A snowstorm may have blanketed Montreal Friday, but inside the COP15 venue, negotiations on a global plan to protect nature are heating up.
At a news conference, environment ministers from Canada, France, the U.K., Chile, Costa Rica and other countries urged fellow delegates attending the United Nations biodiversity conference to rally around their 30x30 target, which would require countries to protect 30 per cent of their lands and waters by 2030. That goal is the primary objective of the High Ambition Coalition, a negotiating bloc of 116 countries calling for a bold global biodiversity plan, according to the group.
“As we work to finalize an ambitious global biodiversity framework, the entire world is watching,” said Environment and Climate Change Minister Steven Guilbeault. “Time is now. We must act together and we must act decisively.”
Guilbeault compared the 30x30 target, and the goal of halting and reversing biodiversity loss, to the Paris Agreement’s climate goal of holding global warming to 1.5 C. Having a central target like that is one way to facilitate negotiations on other related issues, like how to make the financial resources available to reach that goal. Essentially, there needs to be something tangible to negotiate; otherwise, it’s just words.
Guilbeault, who on Thursday was tapped by COP15 president and Chinese Minister of Ecology and Environment Huang Runqiu to co-lead consultations with other countries on how to land an agreement, told Canada’s National Observer he’s optimistic that countries will reach a consensus.
“I've met with dozens and dozens of countries … and I've not met one country who’s said to me, ‘We disagree with 30x30.’ Not one in the last 12 days I've been here,” Guilbeault said.
Some issues remain tough sticking points, he added, but progress is being made. These include negotiations on how countries could share or benefit from scientific advancements made using nature within their borders, technically called digital sequencing information, and how to scale up the billions of dollars needed to protect ecosystems around the world.
On Friday, Canada announced $255 million to support nature protection. The funding is in addition to the $350 million Prime Minister Trudeau announced last week to support biodiversity conservation efforts in developing countries. Of the money announced Friday, $219 million, or 85 per cent, represents Canada’s share of replenishing a UN fund called the Global Environment Facility. Financial commitments like these are a tactic countries use in negotiations to demonstrate sincerity to other countries.
“We’re glad to see Canada playing a constructive role … and pressuring its allies to agree to increased funding,” Climate Action Network Canada’s climate diplomacy director Eddy Pérez said in a statement. “Today’s announcement is a strong demonstration of solidarity and a strategic move that cranks up the pressure on countries blocking progress on the finance discussions.”
At a news conference, Zac Goldsmith on behalf of the U.K., which co-chairs the High Ambition Coalition along with France and Costa Rica, said even if our economic systems have failed to value nature, there is no mistaking the cost of natural systems collapsing.
More money may unlock more nature protection as delegates near the end of #COP15 with a landmark agreement in reach.
“Right now, in Montreal, we have a once-in-a-generation opportunity and a responsibility to agree ... to put the world on a pathway to recovery,” he said.

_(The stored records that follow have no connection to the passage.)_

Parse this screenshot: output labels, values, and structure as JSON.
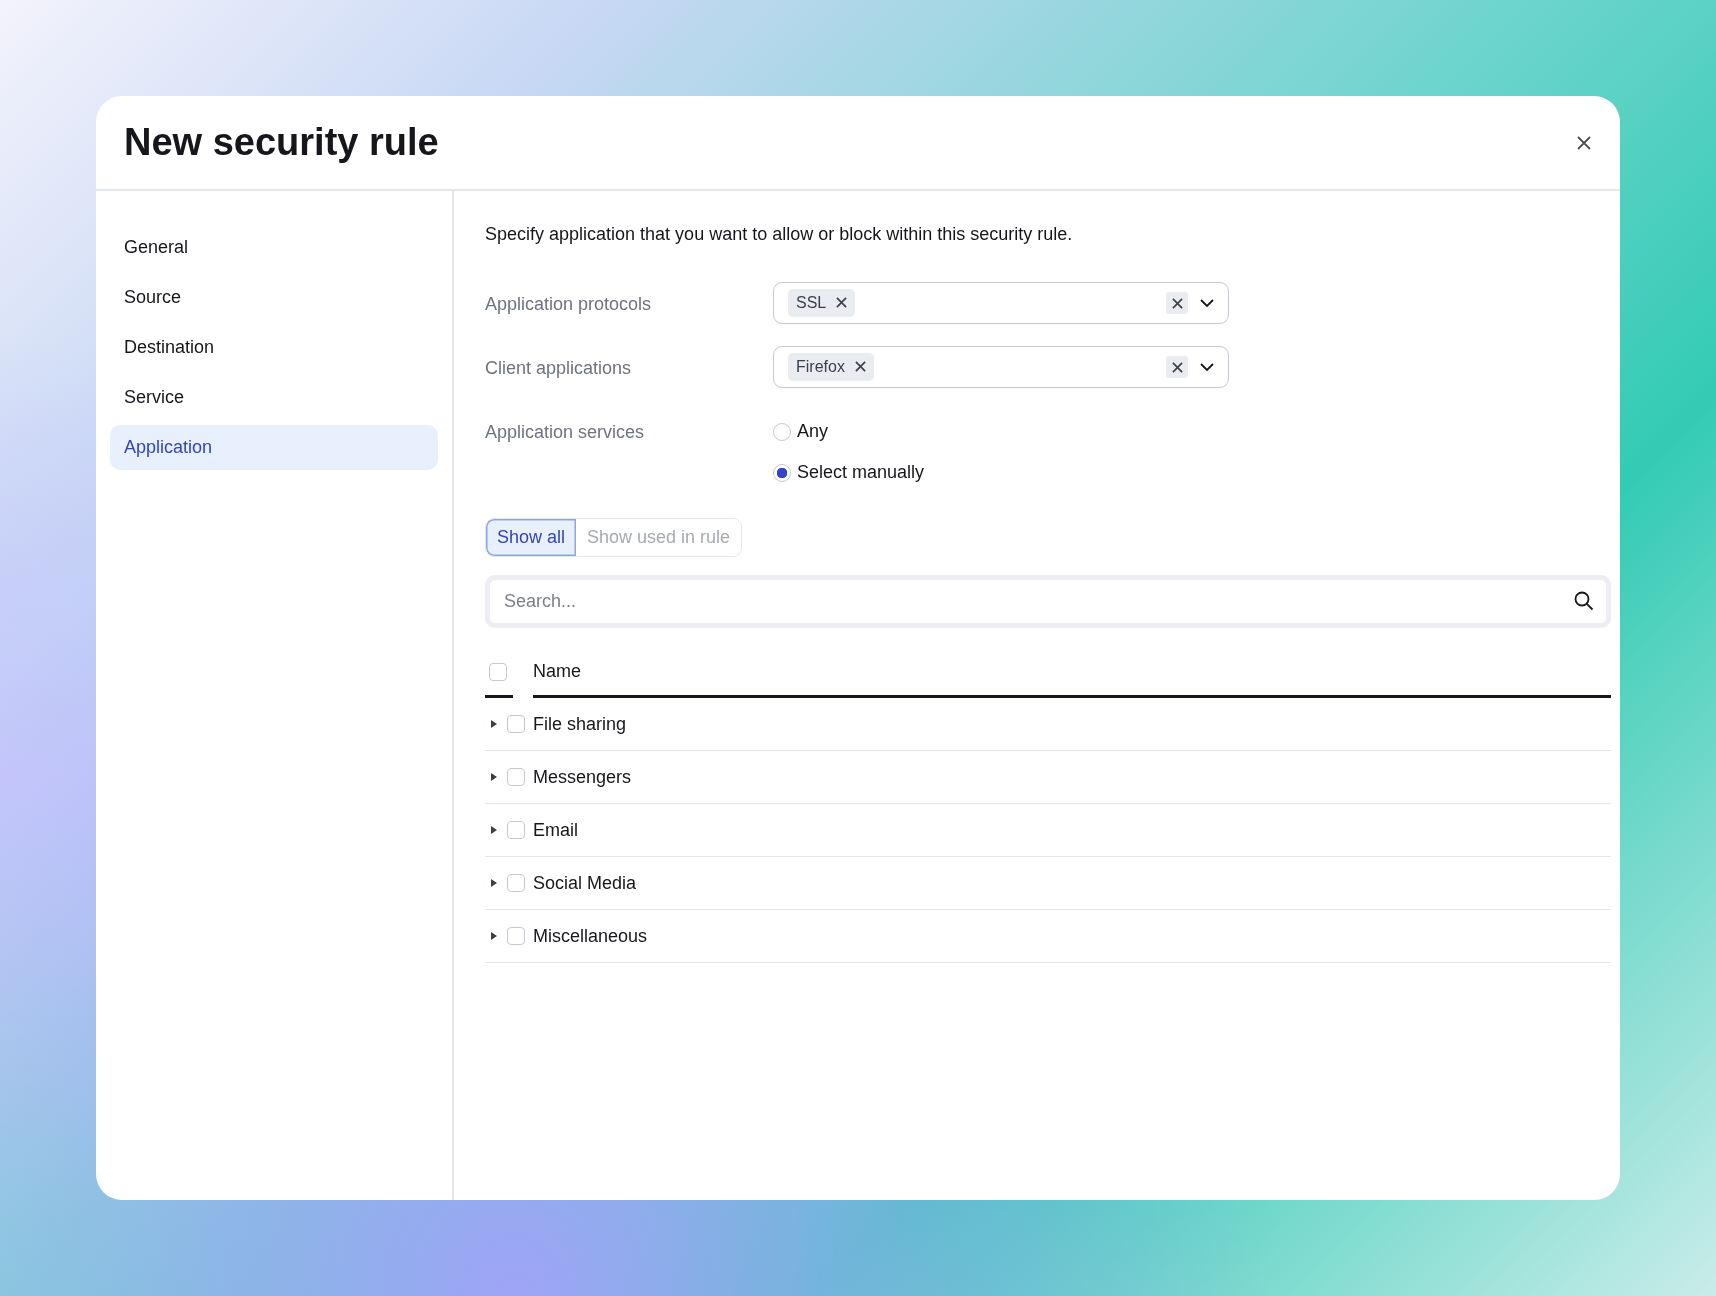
{
  "dialog": {
    "title": "New security rule"
  },
  "sidebar": {
    "items": [
      {
        "label": "General",
        "selected": false
      },
      {
        "label": "Source",
        "selected": false
      },
      {
        "label": "Destination",
        "selected": false
      },
      {
        "label": "Service",
        "selected": false
      },
      {
        "label": "Application",
        "selected": true
      }
    ]
  },
  "description": "Specify application that you want to allow or block within this security rule.",
  "fields": [
    {
      "kind": "multiselect",
      "label": "Application protocols",
      "tags": [
        "SSL"
      ]
    },
    {
      "kind": "multiselect",
      "label": "Client applications",
      "tags": [
        "Firefox"
      ]
    },
    {
      "kind": "radio",
      "label": "Application services",
      "options": [
        {
          "label": "Any",
          "selected": false
        },
        {
          "label": "Select manually",
          "selected": true
        }
      ]
    }
  ],
  "filter_tabs": [
    {
      "label": "Show all",
      "selected": true
    },
    {
      "label": "Show used in rule",
      "selected": false
    }
  ],
  "search": {
    "placeholder": "Search..."
  },
  "table": {
    "header_checked": false,
    "columns": [
      "Name"
    ],
    "rows": [
      {
        "name": "File sharing",
        "checked": false,
        "expanded": false
      },
      {
        "name": "Messengers",
        "checked": false,
        "expanded": false
      },
      {
        "name": "Email",
        "checked": false,
        "expanded": false
      },
      {
        "name": "Social Media",
        "checked": false,
        "expanded": false
      },
      {
        "name": "Miscellaneous",
        "checked": false,
        "expanded": false
      }
    ]
  }
}
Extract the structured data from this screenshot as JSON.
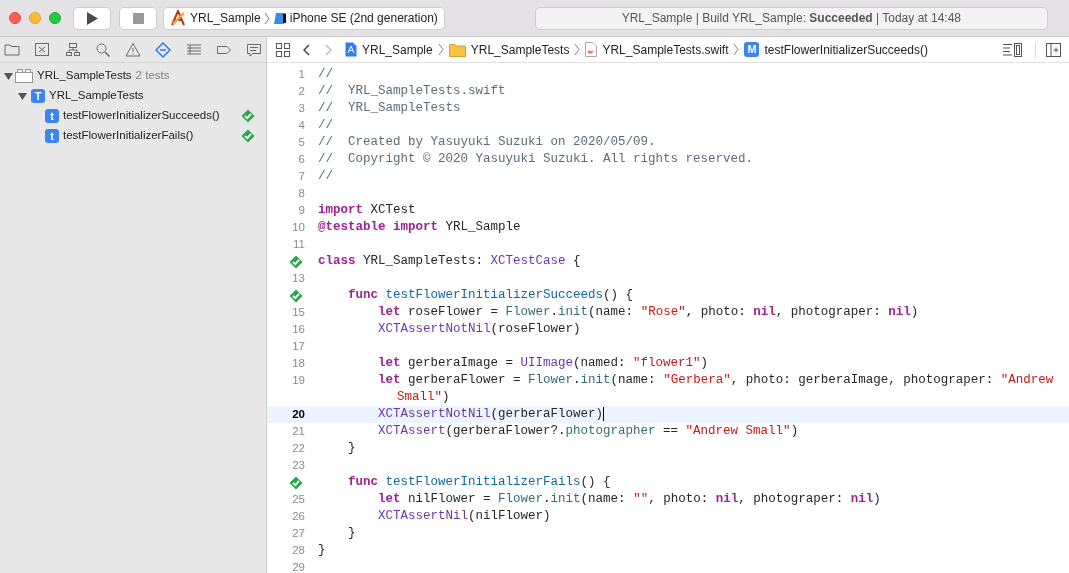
{
  "toolbar": {
    "scheme": {
      "project": "YRL_Sample",
      "device": "iPhone SE (2nd generation)"
    },
    "activity": "YRL_Sample | Build YRL_Sample: **Succeeded** | Today at 14:48"
  },
  "navigator_tabs": [
    {
      "selected": false
    },
    {
      "selected": false
    },
    {
      "selected": false
    },
    {
      "selected": false
    },
    {
      "selected": false
    },
    {
      "selected": true
    },
    {
      "selected": false
    },
    {
      "selected": false
    },
    {
      "selected": false
    }
  ],
  "test_tree": [
    {
      "label": "YRL_SampleTests",
      "count": "2 tests",
      "expanded": true,
      "children": [
        {
          "label": "YRL_SampleTests",
          "badge": "T",
          "expanded": true,
          "children": [
            {
              "label": "testFlowerInitializerSucceeds()",
              "badge": "t",
              "passed": true
            },
            {
              "label": "testFlowerInitializerFails()",
              "badge": "t",
              "passed": true
            }
          ]
        }
      ]
    }
  ],
  "jump_bar": {
    "forward_disabled": true,
    "crumbs": [
      {
        "kind": "project",
        "label": "YRL_Sample"
      },
      {
        "kind": "folder",
        "label": "YRL_SampleTests"
      },
      {
        "kind": "swift",
        "label": "YRL_SampleTests.swift"
      },
      {
        "kind": "method",
        "badge": "M",
        "label": "testFlowerInitializerSucceeds()"
      }
    ]
  },
  "editor": {
    "lines": [
      {
        "number": "1",
        "current": false,
        "tokens": [
          {
            "kind": "comment",
            "text": "//"
          }
        ]
      },
      {
        "number": "2",
        "current": false,
        "tokens": [
          {
            "kind": "comment",
            "text": "//  YRL_SampleTests.swift"
          }
        ]
      },
      {
        "number": "3",
        "current": false,
        "tokens": [
          {
            "kind": "comment",
            "text": "//  YRL_SampleTests"
          }
        ]
      },
      {
        "number": "4",
        "current": false,
        "tokens": [
          {
            "kind": "comment",
            "text": "//"
          }
        ]
      },
      {
        "number": "5",
        "current": false,
        "tokens": [
          {
            "kind": "comment",
            "text": "//  Created by Yasuyuki Suzuki on 2020/05/09."
          }
        ]
      },
      {
        "number": "6",
        "current": false,
        "tokens": [
          {
            "kind": "comment",
            "text": "//  Copyright © 2020 Yasuyuki Suzuki. All rights reserved."
          }
        ]
      },
      {
        "number": "7",
        "current": false,
        "tokens": [
          {
            "kind": "comment",
            "text": "//"
          }
        ]
      },
      {
        "number": "8",
        "current": false
      },
      {
        "number": "9",
        "current": false,
        "tokens": [
          {
            "kind": "keyword",
            "text": "import"
          },
          {
            "text": " XCTest"
          }
        ]
      },
      {
        "number": "10",
        "current": false,
        "tokens": [
          {
            "kind": "keyword",
            "text": "@testable import"
          },
          {
            "text": " YRL_Sample"
          }
        ]
      },
      {
        "number": "11",
        "current": false
      },
      {
        "test_passed": true,
        "current": false,
        "tokens": [
          {
            "kind": "keyword",
            "text": "class"
          },
          {
            "text": " YRL_SampleTests: "
          },
          {
            "kind": "type",
            "text": "XCTestCase"
          },
          {
            "text": " {"
          }
        ]
      },
      {
        "number": "13",
        "current": false
      },
      {
        "test_passed": true,
        "current": false,
        "tokens": [
          {
            "kind": "keyword",
            "text": "    func "
          },
          {
            "kind": "declaration",
            "text": "testFlowerInitializerSucceeds"
          },
          {
            "text": "() {"
          }
        ]
      },
      {
        "number": "15",
        "current": false,
        "tokens": [
          {
            "kind": "keyword",
            "text": "        let"
          },
          {
            "text": " roseFlower = "
          },
          {
            "kind": "project",
            "text": "Flower"
          },
          {
            "text": "."
          },
          {
            "kind": "project",
            "text": "init"
          },
          {
            "text": "(name: "
          },
          {
            "kind": "string",
            "text": "\"Rose\""
          },
          {
            "text": ", photo: "
          },
          {
            "kind": "keyword",
            "text": "nil"
          },
          {
            "text": ", photograper: "
          },
          {
            "kind": "keyword",
            "text": "nil"
          },
          {
            "text": ")"
          }
        ]
      },
      {
        "number": "16",
        "current": false,
        "tokens": [
          {
            "kind": "type",
            "text": "        XCTAssertNotNil"
          },
          {
            "text": "(roseFlower)"
          }
        ]
      },
      {
        "number": "17",
        "current": false
      },
      {
        "number": "18",
        "current": false,
        "tokens": [
          {
            "kind": "keyword",
            "text": "        let"
          },
          {
            "text": " gerberaImage = "
          },
          {
            "kind": "type",
            "text": "UIImage"
          },
          {
            "text": "(named: "
          },
          {
            "kind": "string",
            "text": "\"flower1\""
          },
          {
            "text": ")"
          }
        ]
      },
      {
        "number": "19",
        "current": false,
        "tokens": [
          {
            "kind": "keyword",
            "text": "        let"
          },
          {
            "text": " gerberaFlower = "
          },
          {
            "kind": "project",
            "text": "Flower"
          },
          {
            "text": "."
          },
          {
            "kind": "project",
            "text": "init"
          },
          {
            "text": "(name: "
          },
          {
            "kind": "string",
            "text": "\"Gerbera\""
          },
          {
            "text": ", photo: gerberaImage, photograper: "
          },
          {
            "kind": "string",
            "text": "\"Andrew Small\""
          },
          {
            "text": ")"
          }
        ]
      },
      {
        "number": "20",
        "current": true,
        "tokens": [
          {
            "kind": "type",
            "text": "        XCTAssertNotNil"
          },
          {
            "text": "(gerberaFlower)"
          }
        ]
      },
      {
        "number": "21",
        "current": false,
        "tokens": [
          {
            "kind": "type",
            "text": "        XCTAssert"
          },
          {
            "text": "(gerberaFlower?."
          },
          {
            "kind": "project",
            "text": "photographer"
          },
          {
            "text": " == "
          },
          {
            "kind": "string",
            "text": "\"Andrew Small\""
          },
          {
            "text": ")"
          }
        ]
      },
      {
        "number": "22",
        "current": false,
        "tokens": [
          {
            "text": "    }"
          }
        ]
      },
      {
        "number": "23",
        "current": false
      },
      {
        "test_passed": true,
        "current": false,
        "tokens": [
          {
            "kind": "keyword",
            "text": "    func "
          },
          {
            "kind": "declaration",
            "text": "testFlowerInitializerFails"
          },
          {
            "text": "() {"
          }
        ]
      },
      {
        "number": "25",
        "current": false,
        "tokens": [
          {
            "kind": "keyword",
            "text": "        let"
          },
          {
            "text": " nilFlower = "
          },
          {
            "kind": "project",
            "text": "Flower"
          },
          {
            "text": "."
          },
          {
            "kind": "project",
            "text": "init"
          },
          {
            "text": "(name: "
          },
          {
            "kind": "string",
            "text": "\"\""
          },
          {
            "text": ", photo: "
          },
          {
            "kind": "keyword",
            "text": "nil"
          },
          {
            "text": ", photograper: "
          },
          {
            "kind": "keyword",
            "text": "nil"
          },
          {
            "text": ")"
          }
        ]
      },
      {
        "number": "26",
        "current": false,
        "tokens": [
          {
            "kind": "type",
            "text": "        XCTAssertNil"
          },
          {
            "text": "(nilFlower)"
          }
        ]
      },
      {
        "number": "27",
        "current": false,
        "tokens": [
          {
            "text": "    }"
          }
        ]
      },
      {
        "number": "28",
        "current": false,
        "tokens": [
          {
            "text": "}"
          }
        ]
      },
      {
        "number": "29",
        "current": false
      }
    ]
  }
}
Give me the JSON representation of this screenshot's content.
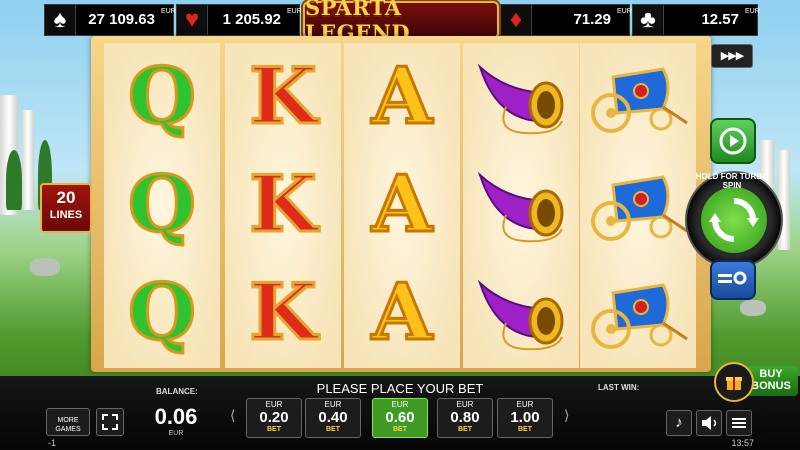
{
  "jackpots": [
    {
      "suit_icon": "spade-icon",
      "glyph": "♠",
      "color": "#ffffff",
      "value": "27 109.63",
      "currency": "EUR"
    },
    {
      "suit_icon": "heart-icon",
      "glyph": "♥",
      "color": "#e3231b",
      "value": "1 205.92",
      "currency": "EUR"
    },
    {
      "suit_icon": "diamond-icon",
      "glyph": "♦",
      "color": "#e3231b",
      "value": "71.29",
      "currency": "EUR"
    },
    {
      "suit_icon": "club-icon",
      "glyph": "♣",
      "color": "#ffffff",
      "value": "12.57",
      "currency": "EUR"
    }
  ],
  "logo": {
    "text": "SPARTA LEGEND"
  },
  "lines": {
    "count": "20",
    "label": "LINES"
  },
  "reels": [
    [
      "Q",
      "Q",
      "Q"
    ],
    [
      "K",
      "K",
      "K"
    ],
    [
      "A",
      "A",
      "A"
    ],
    [
      "horn",
      "horn",
      "horn"
    ],
    [
      "chariot",
      "chariot",
      "chariot"
    ]
  ],
  "controls": {
    "autoplay_glyph": "▶▶▶",
    "hold_turbo": "HOLD FOR TURBO SPIN",
    "buy_bonus_line1": "BUY",
    "buy_bonus_line2": "BONUS"
  },
  "bottom": {
    "more_games": "MORE GAMES",
    "balance_label": "BALANCE:",
    "balance_value": "0.06",
    "balance_currency": "EUR",
    "message": "PLEASE PLACE YOUR BET",
    "last_win_label": "LAST WIN:",
    "left_arrow": "⟨",
    "right_arrow": "⟩",
    "bets": [
      {
        "currency": "EUR",
        "value": "0.20",
        "label": "BET",
        "selected": false
      },
      {
        "currency": "EUR",
        "value": "0.40",
        "label": "BET",
        "selected": false
      },
      {
        "currency": "EUR",
        "value": "0.60",
        "label": "BET",
        "selected": true
      },
      {
        "currency": "EUR",
        "value": "0.80",
        "label": "BET",
        "selected": false
      },
      {
        "currency": "EUR",
        "value": "1.00",
        "label": "BET",
        "selected": false
      }
    ],
    "minus_indicator": "-1",
    "clock": "13:57"
  },
  "colors": {
    "accent_green": "#3d9a22",
    "gold": "#e8b640",
    "red": "#a0140e"
  }
}
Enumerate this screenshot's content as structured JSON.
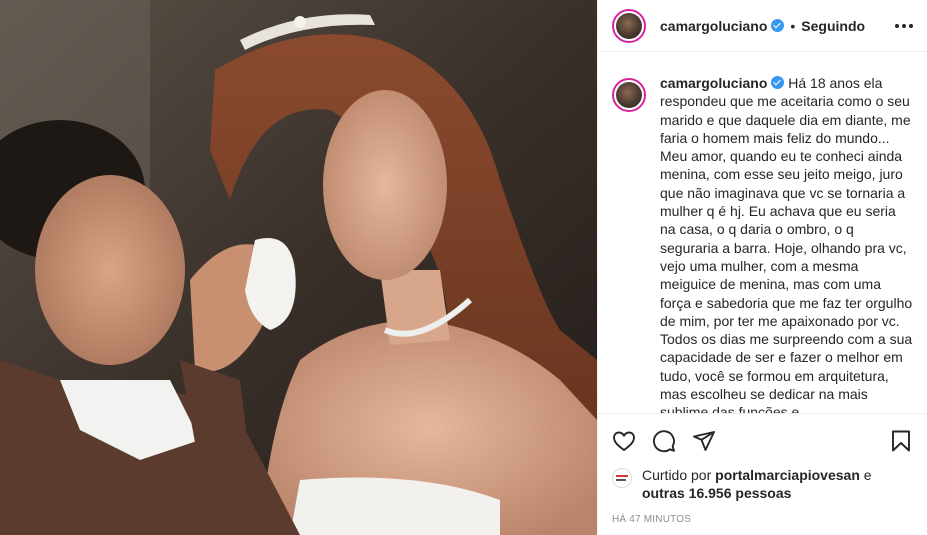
{
  "post": {
    "image_alt": "Wedding photo",
    "account": {
      "username": "camargoluciano",
      "verified": true
    },
    "header": {
      "separator": "•",
      "follow_status": "Seguindo"
    },
    "caption": {
      "username": "camargoluciano",
      "text": "Há 18 anos ela respondeu que me aceitaria como o seu marido e que daquele dia em diante, me faria o homem mais feliz do mundo... Meu amor, quando eu te conheci ainda menina, com esse seu jeito meigo, juro que não imaginava que vc se tornaria a mulher q é hj. Eu achava que eu seria na casa, o q daria o ombro, o q seguraria a barra. Hoje, olhando pra vc, vejo uma mulher, com a mesma meiguice de menina, mas com uma força e sabedoria que me faz ter orgulho de mim, por ter me apaixonado por vc. Todos os dias me surpreendo com a sua capacidade de ser e fazer o melhor em tudo, você se formou em arquitetura, mas escolheu se dedicar na mais sublime das funções e"
    },
    "actions": {
      "like_icon": "heart-icon",
      "comment_icon": "comment-icon",
      "share_icon": "paper-plane-icon",
      "save_icon": "bookmark-icon"
    },
    "likes": {
      "prefix": "Curtido por",
      "first_user": "portalmarciapiovesan",
      "middle": "e",
      "others": "outras 16.956 pessoas"
    },
    "timestamp": "Há 47 minutos"
  },
  "colors": {
    "verified_badge": "#3897f0",
    "text": "#262626",
    "muted": "#8e8e8e",
    "border": "#efefef"
  }
}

“We know that we can't unlock ambition without finance, (and) that we're not going to have enough finance without ambition, either,” he added. “I think the move made by a bunch of donor countries yesterday to put new finance, significant additional finance, on the table has moved things along.”
The joint statement released by the European Union and 10 donor countries, including Canada, says they have committed US$5.33 billion in new funding. However, the U.K. was roundly criticized by civil society groups Thursday for its announced contribution of £29 million (C$48.3 million) to protect nature.
Pérez said that the question of how to make money available to developing countries to protect nature “looms over the final negotiations.”
“Over the past two weeks, we’ve seen an impressive convergence around the goal of an ambitious global biodiversity framework — but that’s only possible with an equally ambitious plan to increase the mobilization of international financial flows to the Global South,” he said. “African nations are calling for an annual pledge of US$100 billion for international biodiversity finance; the number in the current draft text, not yet agreed upon, is $10 billion.
“The coming hours and days will test the credibility of developed countries: are they willing to do what it will take to land a transformative plan to protect and restore biodiversity?”